■ **TASK PROMPT**
Each record must be retyped word for word.

[Element data from apps and pages]
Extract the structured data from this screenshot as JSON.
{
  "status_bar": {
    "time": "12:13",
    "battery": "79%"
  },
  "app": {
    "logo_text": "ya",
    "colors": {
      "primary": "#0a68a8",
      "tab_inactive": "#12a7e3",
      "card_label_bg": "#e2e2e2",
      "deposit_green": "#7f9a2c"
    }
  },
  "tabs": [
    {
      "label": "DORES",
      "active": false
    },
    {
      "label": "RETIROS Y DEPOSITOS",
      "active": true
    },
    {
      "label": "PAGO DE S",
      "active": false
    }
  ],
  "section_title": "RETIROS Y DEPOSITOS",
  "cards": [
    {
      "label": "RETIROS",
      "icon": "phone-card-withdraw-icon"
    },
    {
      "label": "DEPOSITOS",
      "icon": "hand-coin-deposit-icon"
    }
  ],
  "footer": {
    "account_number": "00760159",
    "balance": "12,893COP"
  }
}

■ **TASK SOLUTION**
Extract the structured data from this screenshot as JSON.
{
  "status_bar": {
    "time": "12:13",
    "battery": "79%"
  },
  "app": {
    "logo_text": "ya",
    "colors": {
      "primary": "#0a68a8",
      "tab_inactive": "#12a7e3",
      "card_label_bg": "#e2e2e2",
      "deposit_green": "#7f9a2c"
    }
  },
  "tabs": [
    {
      "label": "DORES",
      "active": false
    },
    {
      "label": "RETIROS Y DEPOSITOS",
      "active": true
    },
    {
      "label": "PAGO DE S",
      "active": false
    }
  ],
  "section_title": "RETIROS Y DEPOSITOS",
  "cards": [
    {
      "label": "RETIROS",
      "icon": "phone-card-withdraw-icon"
    },
    {
      "label": "DEPOSITOS",
      "icon": "hand-coin-deposit-icon"
    }
  ],
  "footer": {
    "account_number": "00760159",
    "balance": "12,893COP"
  }
}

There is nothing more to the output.